- **WHAT IS NEEDED**
Output all of the material once more, so that every line matches the original exactly.

- **RECORDS SUPPLIED**
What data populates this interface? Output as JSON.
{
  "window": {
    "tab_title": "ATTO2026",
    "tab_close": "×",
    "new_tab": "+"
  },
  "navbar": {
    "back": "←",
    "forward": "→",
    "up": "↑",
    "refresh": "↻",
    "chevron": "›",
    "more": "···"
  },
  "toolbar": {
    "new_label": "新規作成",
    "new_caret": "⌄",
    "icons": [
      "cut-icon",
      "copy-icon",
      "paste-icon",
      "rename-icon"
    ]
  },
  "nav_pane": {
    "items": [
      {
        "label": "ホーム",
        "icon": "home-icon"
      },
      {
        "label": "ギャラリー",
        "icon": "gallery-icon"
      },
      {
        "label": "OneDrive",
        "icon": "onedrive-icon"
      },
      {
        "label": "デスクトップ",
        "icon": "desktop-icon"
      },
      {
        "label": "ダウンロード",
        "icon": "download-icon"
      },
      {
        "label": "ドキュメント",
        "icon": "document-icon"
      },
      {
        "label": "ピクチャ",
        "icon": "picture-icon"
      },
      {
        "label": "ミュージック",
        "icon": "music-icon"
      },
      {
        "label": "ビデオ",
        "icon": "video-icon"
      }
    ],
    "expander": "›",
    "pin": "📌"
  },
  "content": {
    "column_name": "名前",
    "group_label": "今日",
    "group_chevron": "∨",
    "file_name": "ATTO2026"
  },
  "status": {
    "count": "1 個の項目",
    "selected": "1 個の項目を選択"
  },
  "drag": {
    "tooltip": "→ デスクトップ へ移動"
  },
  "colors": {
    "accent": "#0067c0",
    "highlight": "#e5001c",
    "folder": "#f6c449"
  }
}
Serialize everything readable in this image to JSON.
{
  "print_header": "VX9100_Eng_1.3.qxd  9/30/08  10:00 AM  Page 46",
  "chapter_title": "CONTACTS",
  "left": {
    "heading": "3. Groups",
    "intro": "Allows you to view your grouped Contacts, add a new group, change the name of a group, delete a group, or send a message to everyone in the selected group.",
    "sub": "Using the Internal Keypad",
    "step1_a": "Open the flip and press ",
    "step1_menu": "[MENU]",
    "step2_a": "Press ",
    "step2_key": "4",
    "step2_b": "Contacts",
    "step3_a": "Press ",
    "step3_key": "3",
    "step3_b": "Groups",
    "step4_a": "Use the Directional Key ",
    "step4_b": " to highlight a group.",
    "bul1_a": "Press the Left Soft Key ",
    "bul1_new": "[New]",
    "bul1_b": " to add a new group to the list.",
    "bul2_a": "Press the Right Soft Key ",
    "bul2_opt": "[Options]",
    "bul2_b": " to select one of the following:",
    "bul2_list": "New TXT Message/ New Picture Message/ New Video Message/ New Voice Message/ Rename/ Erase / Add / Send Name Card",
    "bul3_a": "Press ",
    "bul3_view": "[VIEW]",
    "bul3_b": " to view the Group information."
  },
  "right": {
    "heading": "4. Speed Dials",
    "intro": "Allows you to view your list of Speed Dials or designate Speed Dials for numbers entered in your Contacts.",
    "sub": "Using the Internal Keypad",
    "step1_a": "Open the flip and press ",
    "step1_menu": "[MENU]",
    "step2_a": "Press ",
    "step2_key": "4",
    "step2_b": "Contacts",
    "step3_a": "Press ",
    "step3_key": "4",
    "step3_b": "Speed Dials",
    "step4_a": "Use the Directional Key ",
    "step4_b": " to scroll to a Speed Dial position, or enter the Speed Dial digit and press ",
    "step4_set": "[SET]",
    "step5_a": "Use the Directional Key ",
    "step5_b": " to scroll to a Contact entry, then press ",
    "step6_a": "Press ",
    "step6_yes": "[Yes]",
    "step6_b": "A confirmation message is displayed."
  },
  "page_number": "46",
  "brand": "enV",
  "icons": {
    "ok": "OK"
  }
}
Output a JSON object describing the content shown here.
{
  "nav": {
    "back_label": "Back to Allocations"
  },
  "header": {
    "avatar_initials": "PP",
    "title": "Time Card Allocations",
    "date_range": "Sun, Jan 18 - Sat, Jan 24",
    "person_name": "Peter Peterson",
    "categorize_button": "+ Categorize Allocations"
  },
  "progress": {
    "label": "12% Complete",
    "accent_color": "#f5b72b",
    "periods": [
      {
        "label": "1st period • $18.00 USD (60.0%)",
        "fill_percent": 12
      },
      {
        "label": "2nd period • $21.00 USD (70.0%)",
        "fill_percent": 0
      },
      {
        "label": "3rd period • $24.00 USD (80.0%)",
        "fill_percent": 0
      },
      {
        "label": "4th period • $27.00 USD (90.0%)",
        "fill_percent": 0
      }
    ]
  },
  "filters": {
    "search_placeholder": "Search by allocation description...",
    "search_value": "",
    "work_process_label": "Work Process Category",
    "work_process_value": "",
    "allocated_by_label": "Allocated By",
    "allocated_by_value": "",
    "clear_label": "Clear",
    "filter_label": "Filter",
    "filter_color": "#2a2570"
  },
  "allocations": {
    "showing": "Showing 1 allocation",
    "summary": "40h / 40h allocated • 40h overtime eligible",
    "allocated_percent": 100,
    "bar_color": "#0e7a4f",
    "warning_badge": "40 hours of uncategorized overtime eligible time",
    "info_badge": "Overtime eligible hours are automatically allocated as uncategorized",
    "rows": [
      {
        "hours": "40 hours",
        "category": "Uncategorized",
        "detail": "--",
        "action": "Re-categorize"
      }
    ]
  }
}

- **EXERCISE RESULT**
What data populates this interface? Output as JSON.
{
  "window": {
    "tab_title": "ATTO2026",
    "tab_close": "×",
    "new_tab": "+"
  },
  "navbar": {
    "back": "←",
    "forward": "→",
    "up": "↑",
    "refresh": "↻",
    "chevron": "›",
    "more": "···"
  },
  "toolbar": {
    "new_label": "新規作成",
    "new_caret": "⌄",
    "icons": [
      "cut-icon",
      "copy-icon",
      "paste-icon",
      "rename-icon"
    ]
  },
  "nav_pane": {
    "items": [
      {
        "label": "ホーム",
        "icon": "home-icon"
      },
      {
        "label": "ギャラリー",
        "icon": "gallery-icon"
      },
      {
        "label": "OneDrive",
        "icon": "onedrive-icon"
      },
      {
        "label": "デスクトップ",
        "icon": "desktop-icon"
      },
      {
        "label": "ダウンロード",
        "icon": "download-icon"
      },
      {
        "label": "ドキュメント",
        "icon": "document-icon"
      },
      {
        "label": "ピクチャ",
        "icon": "picture-icon"
      },
      {
        "label": "ミュージック",
        "icon": "music-icon"
      },
      {
        "label": "ビデオ",
        "icon": "video-icon"
      }
    ],
    "expander": "›",
    "pin": "📌"
  },
  "content": {
    "column_name": "名前",
    "group_label": "今日",
    "group_chevron": "∨",
    "file_name": "ATTO2026"
  },
  "status": {
    "count": "1 個の項目",
    "selected": "1 個の項目を選択"
  },
  "drag": {
    "tooltip": "→ デスクトップ へ移動"
  },
  "colors": {
    "accent": "#0067c0",
    "highlight": "#e5001c",
    "folder": "#f6c449"
  }
}
Serialize everything readable in this image to JSON.
{
  "print_header": "VX9100_Eng_1.3.qxd  9/30/08  10:00 AM  Page 46",
  "chapter_title": "CONTACTS",
  "left": {
    "heading": "3. Groups",
    "intro": "Allows you to view your grouped Contacts, add a new group, change the name of a group, delete a group, or send a message to everyone in the selected group.",
    "sub": "Using the Internal Keypad",
    "step1_a": "Open the flip and press ",
    "step1_menu": "[MENU]",
    "step2_a": "Press ",
    "step2_key": "4",
    "step2_b": "Contacts",
    "step3_a": "Press ",
    "step3_key": "3",
    "step3_b": "Groups",
    "step4_a": "Use the Directional Key ",
    "step4_b": " to highlight a group.",
    "bul1_a": "Press the Left Soft Key ",
    "bul1_new": "[New]",
    "bul1_b": " to add a new group to the list.",
    "bul2_a": "Press the Right Soft Key ",
    "bul2_opt": "[Options]",
    "bul2_b": " to select one of the following:",
    "bul2_list": "New TXT Message/ New Picture Message/ New Video Message/ New Voice Message/ Rename/ Erase / Add / Send Name Card",
    "bul3_a": "Press ",
    "bul3_view": "[VIEW]",
    "bul3_b": " to view the Group information."
  },
  "right": {
    "heading": "4. Speed Dials",
    "intro": "Allows you to view your list of Speed Dials or designate Speed Dials for numbers entered in your Contacts.",
    "sub": "Using the Internal Keypad",
    "step1_a": "Open the flip and press ",
    "step1_menu": "[MENU]",
    "step2_a": "Press ",
    "step2_key": "4",
    "step2_b": "Contacts",
    "step3_a": "Press ",
    "step3_key": "4",
    "step3_b": "Speed Dials",
    "step4_a": "Use the Directional Key ",
    "step4_b": " to scroll to a Speed Dial position, or enter the Speed Dial digit and press ",
    "step4_set": "[SET]",
    "step5_a": "Use the Directional Key ",
    "step5_b": " to scroll to a Contact entry, then press ",
    "step6_a": "Press ",
    "step6_yes": "[Yes]",
    "step6_b": "A confirmation message is displayed."
  },
  "page_number": "46",
  "brand": "enV",
  "icons": {
    "ok": "OK"
  }
}
Output a JSON object describing the content shown here.
{
  "nav": {
    "back_label": "Back to Allocations"
  },
  "header": {
    "avatar_initials": "PP",
    "title": "Time Card Allocations",
    "date_range": "Sun, Jan 18 - Sat, Jan 24",
    "person_name": "Peter Peterson",
    "categorize_button": "+ Categorize Allocations"
  },
  "progress": {
    "label": "12% Complete",
    "accent_color": "#f5b72b",
    "periods": [
      {
        "label": "1st period • $18.00 USD (60.0%)",
        "fill_percent": 12
      },
      {
        "label": "2nd period • $21.00 USD (70.0%)",
        "fill_percent": 0
      },
      {
        "label": "3rd period • $24.00 USD (80.0%)",
        "fill_percent": 0
      },
      {
        "label": "4th period • $27.00 USD (90.0%)",
        "fill_percent": 0
      }
    ]
  },
  "filters": {
    "search_placeholder": "Search by allocation description...",
    "search_value": "",
    "work_process_label": "Work Process Category",
    "work_process_value": "",
    "allocated_by_label": "Allocated By",
    "allocated_by_value": "",
    "clear_label": "Clear",
    "filter_label": "Filter",
    "filter_color": "#2a2570"
  },
  "allocations": {
    "showing": "Showing 1 allocation",
    "summary": "40h / 40h allocated • 40h overtime eligible",
    "allocated_percent": 100,
    "bar_color": "#0e7a4f",
    "warning_badge": "40 hours of uncategorized overtime eligible time",
    "info_badge": "Overtime eligible hours are automatically allocated as uncategorized",
    "rows": [
      {
        "hours": "40 hours",
        "category": "Uncategorized",
        "detail": "--",
        "action": "Re-categorize"
      }
    ]
  }
}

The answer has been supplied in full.